2007: “...using mu-opioid receptor (MOR) positron emission tomography. We demonstrate that FM patients display reduced MOR binding potential (BP) within several regions known to play a role in pain modulation, including the nucleus accumbens, the amygdala, and the dorsal cingulate.” [Mu-opioid receptors = the morphine receptor. Low mu-receptor levels mean our natural morphine-like substances are not going to control pain and morphine (synthetic opioids) will not work very well to control pain in FM]. (Harris RE, Clauw DJ, Scott DJ, McLean SA, Gracely RH, Zubieta JK. Decreased central mu-opioid receptor availability in fibromyalgia. J Neurosci. 2007 Sep 12;27(37):10000-6).

2007: Elevated TNF-alpha, IL-8, & IL-10 observed in FM patients and these inflammatory markers were higher in those who were more symptomatic. (Bazzichi L, Rossi A, Massimetti G, Giannaccini G, Giuliano T, De Feo F, Ciapparelli A, Dell'Osso L, Bombardieri S. Cytokine patterns in fibromyalgia and their correlation with clinical manifestations. Clin Exp Rheumatol. 2007 Mar-Apr;25(2):225-30).

2007: Low Vitamin D level is more common in FM than in controls. Low Vitamin D was associated with increased anxiety & depression. (Armstrong DJ, Meenagh GK, Bickle I, Lee AS, Curran ES, Finch MB. Vitamin D deficiency is associated with anxiety and depression in fibromyalgia. Clin Rheumatol. 2007 Apr;26(4):551-4).

2008: Abnormal unmyelinated nerve fibers are observed in the skin biopsies taken from FM patients. This may explain some of the increased pain signaling in FM. (Kim SH, Kim DH, Oh DH, Clauw DJ. Characteristic electron microscopic findings in the skin of patients with fibromyalgia-preliminary study. Clin Rheumatol. 2008 Feb;27(2):219-23).

Respiratory Infection Related Research

1998: Chronic rhinitis is noted in nearly 70% of patients with FM and CFS. (Baraniuk JN, Clauw D, Yuta A, Ali M, Gaumond E, Upadhyayula N, Fujita K, Shimizu T. Nasal secretion analysis in allergic rhinitis, cystic fibrosis, and nonallergic fibromyalgia/chronic fatigue syndrome subjects. Am J Rhinol. 1998 Nov-Dec;12(6):435-40).

1999: Dr. Ponikau at Mayo Clinic documents that fungal sinusitis produces chronic rhinosinusitis and allergy. Treatment with anti-fungal nasal spray leads to remission of allergy and chronic sinusitis. (Ponikau JU, Sherris DA, Kern EB, Homburger HA, Frigas E, Gaffey TA, Roberts GD. The diagnosis and incidence of allergic fungal sinusitis.Mayo Clin Proc. 1999 Sep;74(9):877-84.; Ponikau JU, Sherris DA, Kephart GM, Adolphson C, Kita H. The role of ubiquitous airborne fungi in chronic rhinosinusitis. Clin Rev Allergy Immunol. 2006 Jun;30(3):187-94).
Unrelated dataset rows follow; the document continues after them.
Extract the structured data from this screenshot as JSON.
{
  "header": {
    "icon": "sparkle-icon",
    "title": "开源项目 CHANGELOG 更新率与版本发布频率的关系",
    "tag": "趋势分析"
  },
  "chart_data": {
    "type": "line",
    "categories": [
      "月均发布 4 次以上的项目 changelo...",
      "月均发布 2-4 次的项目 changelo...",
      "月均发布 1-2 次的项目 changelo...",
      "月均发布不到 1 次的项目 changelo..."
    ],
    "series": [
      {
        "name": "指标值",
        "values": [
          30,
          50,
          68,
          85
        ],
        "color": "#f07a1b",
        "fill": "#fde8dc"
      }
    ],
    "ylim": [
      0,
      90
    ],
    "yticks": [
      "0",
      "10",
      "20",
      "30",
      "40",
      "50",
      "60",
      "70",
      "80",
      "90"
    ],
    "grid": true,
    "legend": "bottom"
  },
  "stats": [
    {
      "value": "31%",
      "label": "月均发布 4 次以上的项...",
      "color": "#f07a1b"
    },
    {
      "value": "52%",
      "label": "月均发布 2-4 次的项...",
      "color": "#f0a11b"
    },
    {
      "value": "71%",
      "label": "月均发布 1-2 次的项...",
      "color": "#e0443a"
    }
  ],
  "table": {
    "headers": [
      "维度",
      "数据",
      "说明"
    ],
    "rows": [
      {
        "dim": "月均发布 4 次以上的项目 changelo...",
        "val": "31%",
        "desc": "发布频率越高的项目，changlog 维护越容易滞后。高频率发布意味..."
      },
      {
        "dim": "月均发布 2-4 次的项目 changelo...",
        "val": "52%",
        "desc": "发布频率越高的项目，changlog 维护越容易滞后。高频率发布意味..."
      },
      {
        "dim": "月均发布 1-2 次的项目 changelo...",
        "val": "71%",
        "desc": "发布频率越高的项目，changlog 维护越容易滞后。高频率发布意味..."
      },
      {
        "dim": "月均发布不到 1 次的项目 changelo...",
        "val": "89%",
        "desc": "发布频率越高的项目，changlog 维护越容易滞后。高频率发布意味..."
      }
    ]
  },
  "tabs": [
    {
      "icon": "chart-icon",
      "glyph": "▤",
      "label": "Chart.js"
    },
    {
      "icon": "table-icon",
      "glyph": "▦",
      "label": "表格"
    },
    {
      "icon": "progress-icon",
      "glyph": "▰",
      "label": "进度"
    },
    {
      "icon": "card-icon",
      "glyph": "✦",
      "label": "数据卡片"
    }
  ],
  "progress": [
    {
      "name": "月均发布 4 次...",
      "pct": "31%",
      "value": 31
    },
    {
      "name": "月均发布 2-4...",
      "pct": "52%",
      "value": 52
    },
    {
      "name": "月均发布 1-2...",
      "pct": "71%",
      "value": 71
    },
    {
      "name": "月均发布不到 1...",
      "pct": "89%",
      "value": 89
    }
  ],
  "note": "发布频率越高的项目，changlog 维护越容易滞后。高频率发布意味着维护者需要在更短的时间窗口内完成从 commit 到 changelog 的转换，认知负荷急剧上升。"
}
2000: Chlamydia pneumoniae and Mycoplasma pneumoniae implicated as sources of chronic bronchitis and asthma. Antibiotic treatment improves pulmonary function. Daian CM, Wolff AH, Bielory L. The role of atypical organisms in asthma. Allergy Asthma Proc. 2000 Mar-Apr;21(2):107-11; Beuther DA, Martin RJ. Antibiotics in asthma. Curr Allergy Asthma Rep. 2004 Mar;4(2):132-8.).

2002: Although this study is not specifically a study of CFS or FM, Toffel & Christensen report EBV infection of B-cells can lead to low production of IgG, and this may be associated with chronic sinusitis. They report monthly shots of gammaglobulin can be very helpful for those with low gammaglobulin levels and chronic sinusitis. (Toffel PH, Christensen J. Epstein-Barr virus-mild acquired immune deficiency syndrome (EBV-MAIDS) in postsurgical sinusitis. Am J Rhinol. 2002 Nov-Dec;16(6):291-5.)